- Get some rest. Short naps in the middle of the day can be all it takes to make you feel refreshed. Go to bed at a regular time each night. Create a bedtime routine that can help you fall asleep.
- Plan to have a few small healthy meals every day. Plan, shop online for grocery delivery, and create nutritious snacks and meals. It is also recommended to keep yourself hydrated, especially if your home is heated.
- Go outside and take a brisk walk. Walking improves blood flow and oxygen levels, loosens joints and muscles, and the scenery could put a smile on your face.
- Take a break. Even if you are home alone in quarantine, sometimes you might need to just get away from life and get your perspective back. Meditate, listen to calming music, or sit in a comfortable chair and just enjoy 15 minutes of solitude.
- Drink a full eight-ounce glass of water every hour or so. Add a squirt of lemon, orange, or cranberry juice to it for flavor.
If you find that quarantining during the holidays is causing you to feel depressed or anxious, Serenity at Summit has several ways in which to seek guidance. Our staff of licensed professionals is available to help you find a way to enjoy the holidays without misusing substances.

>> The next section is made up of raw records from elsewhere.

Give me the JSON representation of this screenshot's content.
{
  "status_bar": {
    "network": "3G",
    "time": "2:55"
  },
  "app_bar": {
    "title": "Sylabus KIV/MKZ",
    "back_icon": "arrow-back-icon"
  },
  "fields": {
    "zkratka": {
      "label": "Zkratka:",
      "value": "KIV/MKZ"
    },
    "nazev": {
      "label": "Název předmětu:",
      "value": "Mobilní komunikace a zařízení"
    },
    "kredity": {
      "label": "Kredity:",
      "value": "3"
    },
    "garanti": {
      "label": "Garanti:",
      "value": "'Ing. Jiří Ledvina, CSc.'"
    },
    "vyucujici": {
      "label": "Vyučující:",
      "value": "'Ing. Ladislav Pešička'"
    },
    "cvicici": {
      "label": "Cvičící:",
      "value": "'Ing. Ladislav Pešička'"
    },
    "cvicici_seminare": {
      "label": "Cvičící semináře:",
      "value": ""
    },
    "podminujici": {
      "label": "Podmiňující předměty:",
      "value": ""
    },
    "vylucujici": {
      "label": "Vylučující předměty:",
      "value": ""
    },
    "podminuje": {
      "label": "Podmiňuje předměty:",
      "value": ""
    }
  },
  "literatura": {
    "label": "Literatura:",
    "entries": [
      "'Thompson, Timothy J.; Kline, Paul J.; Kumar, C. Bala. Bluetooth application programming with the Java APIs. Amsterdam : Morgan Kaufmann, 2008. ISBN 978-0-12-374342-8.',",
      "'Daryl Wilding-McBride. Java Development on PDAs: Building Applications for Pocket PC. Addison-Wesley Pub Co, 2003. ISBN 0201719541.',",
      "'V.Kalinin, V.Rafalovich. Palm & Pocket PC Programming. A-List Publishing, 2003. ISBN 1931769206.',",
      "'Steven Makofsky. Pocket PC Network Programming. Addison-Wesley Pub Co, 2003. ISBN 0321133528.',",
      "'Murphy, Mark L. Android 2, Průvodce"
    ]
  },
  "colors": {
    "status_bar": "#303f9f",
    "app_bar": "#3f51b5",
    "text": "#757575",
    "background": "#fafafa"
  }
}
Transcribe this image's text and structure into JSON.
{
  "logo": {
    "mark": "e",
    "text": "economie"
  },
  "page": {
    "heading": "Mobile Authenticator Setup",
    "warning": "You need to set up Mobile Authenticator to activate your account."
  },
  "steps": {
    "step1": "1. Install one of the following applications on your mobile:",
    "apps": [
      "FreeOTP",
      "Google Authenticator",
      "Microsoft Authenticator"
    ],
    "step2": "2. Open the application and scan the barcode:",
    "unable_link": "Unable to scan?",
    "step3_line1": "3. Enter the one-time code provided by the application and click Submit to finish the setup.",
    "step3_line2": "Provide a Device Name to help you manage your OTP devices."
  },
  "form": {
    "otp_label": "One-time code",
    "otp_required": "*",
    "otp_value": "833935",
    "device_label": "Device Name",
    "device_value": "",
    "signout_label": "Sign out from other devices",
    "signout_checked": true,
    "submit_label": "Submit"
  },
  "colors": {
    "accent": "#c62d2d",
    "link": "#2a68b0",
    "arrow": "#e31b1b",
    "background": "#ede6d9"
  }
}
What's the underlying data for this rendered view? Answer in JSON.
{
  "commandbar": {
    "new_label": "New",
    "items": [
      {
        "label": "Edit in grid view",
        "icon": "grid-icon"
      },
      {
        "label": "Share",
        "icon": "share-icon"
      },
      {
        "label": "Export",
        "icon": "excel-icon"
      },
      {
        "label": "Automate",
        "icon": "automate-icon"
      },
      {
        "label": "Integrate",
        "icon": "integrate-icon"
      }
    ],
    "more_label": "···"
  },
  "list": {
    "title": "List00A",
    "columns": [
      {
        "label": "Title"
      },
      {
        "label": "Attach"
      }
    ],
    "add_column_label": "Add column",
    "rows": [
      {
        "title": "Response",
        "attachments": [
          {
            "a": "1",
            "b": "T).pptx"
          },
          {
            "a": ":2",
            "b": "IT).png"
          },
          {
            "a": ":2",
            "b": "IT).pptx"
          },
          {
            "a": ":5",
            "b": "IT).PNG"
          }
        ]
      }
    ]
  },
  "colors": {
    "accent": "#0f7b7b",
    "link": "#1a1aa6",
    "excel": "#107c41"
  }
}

There is a tendency to self-medicate with alcohol or drugs when you might feel trapped by quarantine. However, self-medicating with substances can create more grief than not using them.
The National Alliance on Mental Illness (NAMI) puts forth these thoughts to keep in mind during the holiday season:
It’s normal for some people to have the “holiday blues.” However, the “holiday blues” are different from mental illness because they are a short-term mental health concern. With that in mind, short-term mental health problems should be taken seriously, as they can lead to clinical anxiety and depression.
Keep an eye on relatives and friends who are living with mental illness. Know which symptoms can escalate and be there for them.
Alcohol is a depressant and should be avoided if you are feeling depressed. It can worsen the symptoms.
Serenity at Summit is here to help you get through the holidays and find new methods of protecting your mental health.
CDC. (2020, December 2) Domestic Travel During the COVID-19 Pandemic. Retrieved from https://www.cdc.gov/coronavirus/2019-ncov/travelers/travel-during-covid19.html
American Heart Association. (2018, August 1) Spend Time in Nature to Reduce Stress and Anxiety. Retrieved from https://www.heart.org/en/healthy-living/healthy-lifestyle/stress-management/spend-time-in-nature-to-reduce-stress-and-anxiety
AARP. (2020, November 3) 5 Ways to Prepare for Your First Holiday Alone. Moeller, S. Retrieved from https://www.aarp.org/home-family/friends-family/info-2020/holidays-alone-pandemic.html
Reuters. World Coronavirus Tracker and Map. United States. Retrieved from https://graphics.reuters.com/world-coronavirus-tracker-and-maps/countries-and-territories/united-states/
NAMI. (2014, November 19) Press Releases. Mental Health and the Holiday Blues. Retrieved from https://www.nami.org/Press-Media/Press-Releases/2014/Mental-health-and-the-holiday-blues
Mayo Clinic. (2020, December 11) Stress, depression and the holidays: Tips for coping. Retrieved from https://www.mayoclinic.org/healthy-lifestyle/stress-management/in-depth/stress/art-20047544